The Complicated Relationship Between Jews And Tattoos
This article originally appeared in The Forward on July 4, 1997.
The first tattoo, speculates Peter Trachtenberg, was the mark of God placed on Cain “lest anyone finding him kill him.” In other words, muses the author of “7 Tattoos,” “From the very beginning tattoos were associated with wrongdoing.” but that was not their only implication: “People often think of Cain’s mark as punishment,” he writes, “but it was also a token of divine protection.”For Mr. Trachtenberg, the decision to have his skin permanently imprinted came with its paradoxes.

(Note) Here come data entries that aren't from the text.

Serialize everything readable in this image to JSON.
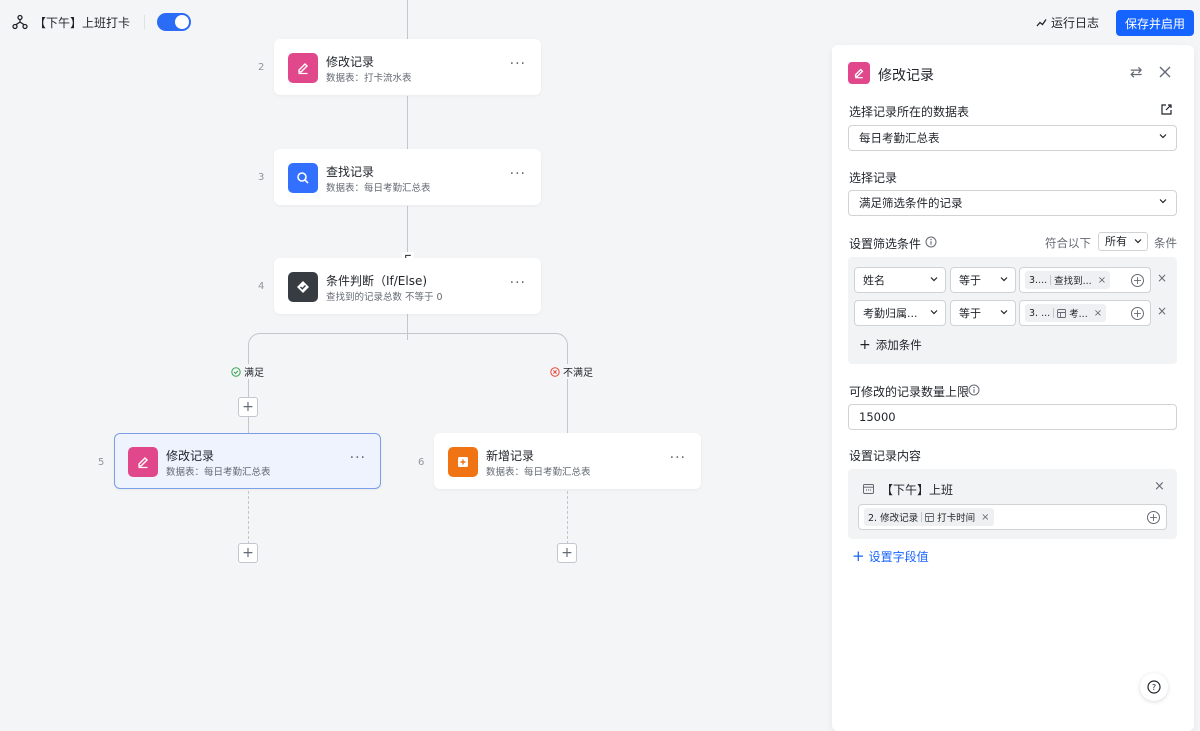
{
  "topbar": {
    "workflow_title": "【下午】上班打卡",
    "enabled": true,
    "run_log": "运行日志",
    "save_enable": "保存并启用"
  },
  "flow": {
    "nodes": [
      {
        "step": "2",
        "title": "修改记录",
        "subtitle": "数据表：打卡流水表",
        "icon": "edit-icon",
        "color": "#e0488b"
      },
      {
        "step": "3",
        "title": "查找记录",
        "subtitle": "数据表：每日考勤汇总表",
        "icon": "search-icon",
        "color": "#3370ff"
      },
      {
        "step": "4",
        "title": "条件判断（If/Else)",
        "subtitle": "查找到的记录总数 不等于 0",
        "icon": "condition-icon",
        "color": "#373c43"
      },
      {
        "step": "5",
        "title": "修改记录",
        "subtitle": "数据表：每日考勤汇总表",
        "icon": "edit-icon",
        "color": "#e0488b"
      },
      {
        "step": "6",
        "title": "新增记录",
        "subtitle": "数据表：每日考勤汇总表",
        "icon": "add-record-icon",
        "color": "#f07413"
      }
    ],
    "branch_yes": "满足",
    "branch_no": "不满足",
    "more": "···"
  },
  "panel": {
    "title": "修改记录",
    "table_label": "选择记录所在的数据表",
    "table_value": "每日考勤汇总表",
    "record_label": "选择记录",
    "record_value": "满足筛选条件的记录",
    "filter_label": "设置筛选条件",
    "match_prefix": "符合以下",
    "match_value": "所有",
    "match_suffix": "条件",
    "conditions": [
      {
        "field": "姓名",
        "op": "等于",
        "tag_a": "3....",
        "tag_b": "查找到..."
      },
      {
        "field": "考勤归属...",
        "op": "等于",
        "tag_a": "3. ...",
        "tag_b": "考..."
      }
    ],
    "add_condition": "添加条件",
    "limit_label": "可修改的记录数量上限",
    "limit_value": "15000",
    "content_label": "设置记录内容",
    "content_field": "【下午】上班",
    "content_tag_a": "2. 修改记录",
    "content_tag_b": "打卡时间",
    "add_field_value": "设置字段值",
    "help": "?"
  }
}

He was well aware of the injunction against the process in Leviticus; he also had seen the tattoos on relatives who survived Auschwitz, where his paternal grandparents died. Indeed, he craved tattoos for years before he got one, at the age of 34. “Part of the impulse was the feeling that this enormous chunk of my life had passed with nothing lasting,” Mr. Trachtenberg told the Forward by telephone from his Manhattan home. “I was very aware of how transient my life had been.”
Mr. Trachtenberg, 44, is the author of “The Casanova Complex,” a book about male promiscuity; he currently makes his living as a freelance writer and also does performance art based on “7 Tattoos.” He grew up on New York’s Upper West Side, where his Russian—born, Vienna—bred father, who abandoned socialism after the Holocaust, imparted his dark view of the world: “You want to know what happiness is?” Mr. Trachtenberg quotes him saying in the book. “I’ll tell you: father dies, son dies, grandson dies. That’s happiness.” His mother, born in Finland to Russian parents, suffered many illnesses — real and imagined — as well as great mental anguish she didn’t hesitate to share. One day, Mr. Trachtenberg recounts, he came home wearing a particularly ostentatious pair of bell bottoms.

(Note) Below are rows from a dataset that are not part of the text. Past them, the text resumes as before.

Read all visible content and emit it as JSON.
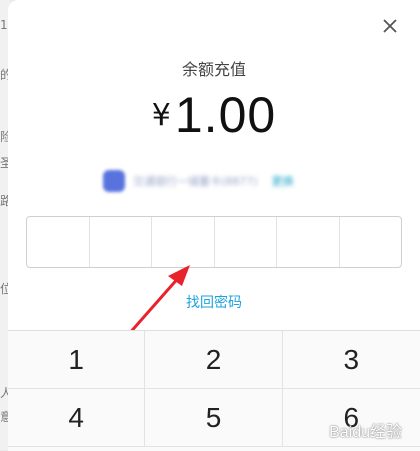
{
  "background": {
    "fragments": [
      "1",
      "的",
      "险",
      "圣",
      "路",
      "位",
      "人",
      "意"
    ]
  },
  "modal": {
    "close_icon": "close-icon",
    "title": "余额充值",
    "currency": "¥",
    "amount": "1.00",
    "payment_method": {
      "icon": "bank-card-icon",
      "text": "交通银行一储蓄卡(8877)",
      "link": "更换"
    },
    "pin_cells": 6,
    "forgot_password": "找回密码"
  },
  "keypad": {
    "keys": [
      "1",
      "2",
      "3",
      "4",
      "5",
      "6"
    ]
  },
  "watermark": "Baidu经验",
  "colors": {
    "accent": "#1ea2dd",
    "arrow": "#e8232b",
    "text": "#111111"
  }
}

While he doesn’t deny that one impulse to be tattooed was rebellion, Mr. Trachtenberg didn’t confront his parents directly with this particular transgression: his father was dead of cancer by the time he got his first tattoo; when he visited his mother, he always wore long sleeves. Six months before her own death, he recounts in his book, he finally decided to reveal his secret. “Mom, I’ve got to tell you something,” he said.
“Is there something wrong? Do you have a disease? Please don’t tell me you have a disease! I don’t need to hear that.”
“Ma, I’m fine. I don’t have a disease. I have…I have…tattoos.”
After seeing a pattern on her son’s left bicep adapted from a tribe in North Borneo, his mother pronounced herself “Disgusted, maybe. But not shocked.” He had, however, elected carefully, keeping the more scandalous images on his skin — like the stigma, inspired by the wounds of Jesus, on his left flank — to himself. “I figured, give the lady a break,” he said. “She got the idea.”
Mr Trachtenberg’s aesthetic choices, which also include the archangel Michael, might also seem to imply a rejection of Judaism, but he says that isn’t the case. “I carry my community in my head and my blood,” he says. “I see myself very much as a part of Jewish tradition, but as the skeptical tradition of Freud, Einstein, Woody Allen.” He has his own theories about Judaism’s censure of tattoos, one of which involves the line in Leviticus that says, “Ye shall not make any cuttings in your flesh for the dead, nor print any marks upon you.” According to Mr. Trachtenberg, the wording reflects the fact that other cultures in the ancient Holy Land marked their skin as an offering to, or commemoration of the dead, a practice also seen in New Guinea. “If there is one thing that is consistent about our God, it is that he does not like idolatry of any kind,” says Mr. Trachtenberg. The ban on tattoos, then, was a way to set the Israelites apart from their neighbors that also fit in with the iconoclastic sensibility of their religion. “That’s implicitly in our consciousness,” he says, “even for those who didn’t grow up so religiously.”
Ultimately, Mr. Trachtenberg came to view his tattoos less as a confrontation with his heritage than as a way to make peace with it. When he went to get his fifth one, he recounts in the book, he took pictures of his father with him. “I want to tell you that I’m a man now, and that I’m safe,” he told the photos. “I’m safe as you wanted me to be. And what I’m doing now I do with love, and in remembrance of you.”
Robin Cembalest was the Forward’s arts editor from 1994-98.